**Activity**:
Look through the records below, and copy out every line that holds the string "links".

□ □ □ □ □ □ □

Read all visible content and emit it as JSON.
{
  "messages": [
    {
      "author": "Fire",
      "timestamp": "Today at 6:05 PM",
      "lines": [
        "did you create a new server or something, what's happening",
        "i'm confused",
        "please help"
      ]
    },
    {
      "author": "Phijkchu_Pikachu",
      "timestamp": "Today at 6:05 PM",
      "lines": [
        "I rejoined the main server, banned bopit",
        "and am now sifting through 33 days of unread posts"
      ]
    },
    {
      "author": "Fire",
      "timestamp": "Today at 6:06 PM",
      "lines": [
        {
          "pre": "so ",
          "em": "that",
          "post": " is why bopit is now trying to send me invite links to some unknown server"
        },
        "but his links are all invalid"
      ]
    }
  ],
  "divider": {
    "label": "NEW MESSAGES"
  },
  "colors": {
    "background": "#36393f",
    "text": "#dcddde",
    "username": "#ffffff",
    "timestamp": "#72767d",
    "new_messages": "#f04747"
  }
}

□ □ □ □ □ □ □

**Reply to the exercise**:
          "post": " is why bopit is now trying to send me invite links to some unknown server"
        "but his links are all invalid"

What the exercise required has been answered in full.